## [INPUT FOR THIS TASK]
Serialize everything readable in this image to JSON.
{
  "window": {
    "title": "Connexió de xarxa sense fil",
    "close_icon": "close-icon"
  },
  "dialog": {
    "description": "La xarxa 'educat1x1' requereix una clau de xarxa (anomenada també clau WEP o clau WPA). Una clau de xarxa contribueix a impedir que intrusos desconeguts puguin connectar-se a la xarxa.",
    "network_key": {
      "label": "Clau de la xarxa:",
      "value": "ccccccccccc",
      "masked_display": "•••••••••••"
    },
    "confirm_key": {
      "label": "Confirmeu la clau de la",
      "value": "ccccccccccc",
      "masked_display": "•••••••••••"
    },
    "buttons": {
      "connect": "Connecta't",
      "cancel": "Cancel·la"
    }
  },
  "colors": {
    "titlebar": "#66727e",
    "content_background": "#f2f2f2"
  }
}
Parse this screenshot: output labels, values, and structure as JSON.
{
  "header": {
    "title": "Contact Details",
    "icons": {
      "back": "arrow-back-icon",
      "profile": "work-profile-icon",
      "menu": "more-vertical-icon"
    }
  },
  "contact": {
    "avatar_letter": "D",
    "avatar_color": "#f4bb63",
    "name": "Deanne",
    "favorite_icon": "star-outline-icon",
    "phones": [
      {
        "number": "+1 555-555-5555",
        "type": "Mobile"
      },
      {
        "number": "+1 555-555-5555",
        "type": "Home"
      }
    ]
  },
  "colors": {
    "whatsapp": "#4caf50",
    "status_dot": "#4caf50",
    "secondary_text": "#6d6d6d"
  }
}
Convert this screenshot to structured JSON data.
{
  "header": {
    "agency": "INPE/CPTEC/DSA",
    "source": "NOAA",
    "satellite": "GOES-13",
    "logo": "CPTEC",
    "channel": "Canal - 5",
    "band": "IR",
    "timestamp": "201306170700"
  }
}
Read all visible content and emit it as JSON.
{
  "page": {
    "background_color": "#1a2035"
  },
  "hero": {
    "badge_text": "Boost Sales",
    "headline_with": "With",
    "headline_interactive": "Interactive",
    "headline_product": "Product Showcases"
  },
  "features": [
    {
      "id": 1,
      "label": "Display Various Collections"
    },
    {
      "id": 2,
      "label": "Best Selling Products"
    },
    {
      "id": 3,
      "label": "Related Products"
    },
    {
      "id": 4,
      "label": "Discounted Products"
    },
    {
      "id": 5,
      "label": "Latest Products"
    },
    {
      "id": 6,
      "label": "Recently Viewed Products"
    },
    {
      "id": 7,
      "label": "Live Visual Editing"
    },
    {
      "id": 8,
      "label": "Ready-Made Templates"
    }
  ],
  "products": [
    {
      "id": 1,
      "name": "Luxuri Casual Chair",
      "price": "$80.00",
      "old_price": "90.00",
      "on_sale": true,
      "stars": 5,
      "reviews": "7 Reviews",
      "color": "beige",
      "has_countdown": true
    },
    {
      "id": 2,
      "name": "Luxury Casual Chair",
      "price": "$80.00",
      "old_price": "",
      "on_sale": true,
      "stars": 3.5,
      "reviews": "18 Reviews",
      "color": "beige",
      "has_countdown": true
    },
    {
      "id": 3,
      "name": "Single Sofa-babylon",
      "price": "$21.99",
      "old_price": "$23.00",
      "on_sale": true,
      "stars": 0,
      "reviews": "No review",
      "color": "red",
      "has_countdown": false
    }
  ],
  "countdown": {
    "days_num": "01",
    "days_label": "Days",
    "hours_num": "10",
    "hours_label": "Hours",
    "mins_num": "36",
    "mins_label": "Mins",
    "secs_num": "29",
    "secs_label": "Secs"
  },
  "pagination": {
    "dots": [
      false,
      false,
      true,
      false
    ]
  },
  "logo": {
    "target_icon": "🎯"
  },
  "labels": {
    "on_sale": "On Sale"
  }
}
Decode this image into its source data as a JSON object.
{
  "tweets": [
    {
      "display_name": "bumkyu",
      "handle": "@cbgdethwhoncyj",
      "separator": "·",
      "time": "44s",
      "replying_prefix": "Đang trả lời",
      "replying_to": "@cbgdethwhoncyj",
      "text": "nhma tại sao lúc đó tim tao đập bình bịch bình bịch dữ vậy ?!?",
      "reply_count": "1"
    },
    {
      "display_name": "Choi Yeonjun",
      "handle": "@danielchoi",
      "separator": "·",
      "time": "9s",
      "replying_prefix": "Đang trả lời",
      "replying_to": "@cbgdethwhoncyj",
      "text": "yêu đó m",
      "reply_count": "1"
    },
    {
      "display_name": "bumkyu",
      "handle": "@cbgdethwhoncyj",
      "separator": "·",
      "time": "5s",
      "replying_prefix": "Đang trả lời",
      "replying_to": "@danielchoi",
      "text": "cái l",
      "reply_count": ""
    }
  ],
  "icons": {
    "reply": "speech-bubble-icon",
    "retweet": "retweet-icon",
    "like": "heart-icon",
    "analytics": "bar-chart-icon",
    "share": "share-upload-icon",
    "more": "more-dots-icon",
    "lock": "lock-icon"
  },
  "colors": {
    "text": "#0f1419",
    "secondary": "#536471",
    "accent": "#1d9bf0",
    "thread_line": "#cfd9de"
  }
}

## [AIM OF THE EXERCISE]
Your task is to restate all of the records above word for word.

## [ANSWER BOX]
Serialize everything readable in this image to JSON.
{
  "window": {
    "title": "Connexió de xarxa sense fil",
    "close_icon": "close-icon"
  },
  "dialog": {
    "description": "La xarxa 'educat1x1' requereix una clau de xarxa (anomenada també clau WEP o clau WPA). Una clau de xarxa contribueix a impedir que intrusos desconeguts puguin connectar-se a la xarxa.",
    "network_key": {
      "label": "Clau de la xarxa:",
      "value": "ccccccccccc",
      "masked_display": "•••••••••••"
    },
    "confirm_key": {
      "label": "Confirmeu la clau de la",
      "value": "ccccccccccc",
      "masked_display": "•••••••••••"
    },
    "buttons": {
      "connect": "Connecta't",
      "cancel": "Cancel·la"
    }
  },
  "colors": {
    "titlebar": "#66727e",
    "content_background": "#f2f2f2"
  }
}
Parse this screenshot: output labels, values, and structure as JSON.
{
  "header": {
    "title": "Contact Details",
    "icons": {
      "back": "arrow-back-icon",
      "profile": "work-profile-icon",
      "menu": "more-vertical-icon"
    }
  },
  "contact": {
    "avatar_letter": "D",
    "avatar_color": "#f4bb63",
    "name": "Deanne",
    "favorite_icon": "star-outline-icon",
    "phones": [
      {
        "number": "+1 555-555-5555",
        "type": "Mobile"
      },
      {
        "number": "+1 555-555-5555",
        "type": "Home"
      }
    ]
  },
  "colors": {
    "whatsapp": "#4caf50",
    "status_dot": "#4caf50",
    "secondary_text": "#6d6d6d"
  }
}
Convert this screenshot to structured JSON data.
{
  "header": {
    "agency": "INPE/CPTEC/DSA",
    "source": "NOAA",
    "satellite": "GOES-13",
    "logo": "CPTEC",
    "channel": "Canal - 5",
    "band": "IR",
    "timestamp": "201306170700"
  }
}
Read all visible content and emit it as JSON.
{
  "page": {
    "background_color": "#1a2035"
  },
  "hero": {
    "badge_text": "Boost Sales",
    "headline_with": "With",
    "headline_interactive": "Interactive",
    "headline_product": "Product Showcases"
  },
  "features": [
    {
      "id": 1,
      "label": "Display Various Collections"
    },
    {
      "id": 2,
      "label": "Best Selling Products"
    },
    {
      "id": 3,
      "label": "Related Products"
    },
    {
      "id": 4,
      "label": "Discounted Products"
    },
    {
      "id": 5,
      "label": "Latest Products"
    },
    {
      "id": 6,
      "label": "Recently Viewed Products"
    },
    {
      "id": 7,
      "label": "Live Visual Editing"
    },
    {
      "id": 8,
      "label": "Ready-Made Templates"
    }
  ],
  "products": [
    {
      "id": 1,
      "name": "Luxuri Casual Chair",
      "price": "$80.00",
      "old_price": "90.00",
      "on_sale": true,
      "stars": 5,
      "reviews": "7 Reviews",
      "color": "beige",
      "has_countdown": true
    },
    {
      "id": 2,
      "name": "Luxury Casual Chair",
      "price": "$80.00",
      "old_price": "",
      "on_sale": true,
      "stars": 3.5,
      "reviews": "18 Reviews",
      "color": "beige",
      "has_countdown": true
    },
    {
      "id": 3,
      "name": "Single Sofa-babylon",
      "price": "$21.99",
      "old_price": "$23.00",
      "on_sale": true,
      "stars": 0,
      "reviews": "No review",
      "color": "red",
      "has_countdown": false
    }
  ],
  "countdown": {
    "days_num": "01",
    "days_label": "Days",
    "hours_num": "10",
    "hours_label": "Hours",
    "mins_num": "36",
    "mins_label": "Mins",
    "secs_num": "29",
    "secs_label": "Secs"
  },
  "pagination": {
    "dots": [
      false,
      false,
      true,
      false
    ]
  },
  "logo": {
    "target_icon": "🎯"
  },
  "labels": {
    "on_sale": "On Sale"
  }
}
Decode this image into its source data as a JSON object.
{
  "tweets": [
    {
      "display_name": "bumkyu",
      "handle": "@cbgdethwhoncyj",
      "separator": "·",
      "time": "44s",
      "replying_prefix": "Đang trả lời",
      "replying_to": "@cbgdethwhoncyj",
      "text": "nhma tại sao lúc đó tim tao đập bình bịch bình bịch dữ vậy ?!?",
      "reply_count": "1"
    },
    {
      "display_name": "Choi Yeonjun",
      "handle": "@danielchoi",
      "separator": "·",
      "time": "9s",
      "replying_prefix": "Đang trả lời",
      "replying_to": "@cbgdethwhoncyj",
      "text": "yêu đó m",
      "reply_count": "1"
    },
    {
      "display_name": "bumkyu",
      "handle": "@cbgdethwhoncyj",
      "separator": "·",
      "time": "5s",
      "replying_prefix": "Đang trả lời",
      "replying_to": "@danielchoi",
      "text": "cái l",
      "reply_count": ""
    }
  ],
  "icons": {
    "reply": "speech-bubble-icon",
    "retweet": "retweet-icon",
    "like": "heart-icon",
    "analytics": "bar-chart-icon",
    "share": "share-upload-icon",
    "more": "more-dots-icon",
    "lock": "lock-icon"
  },
  "colors": {
    "text": "#0f1419",
    "secondary": "#536471",
    "accent": "#1d9bf0",
    "thread_line": "#cfd9de"
  }
}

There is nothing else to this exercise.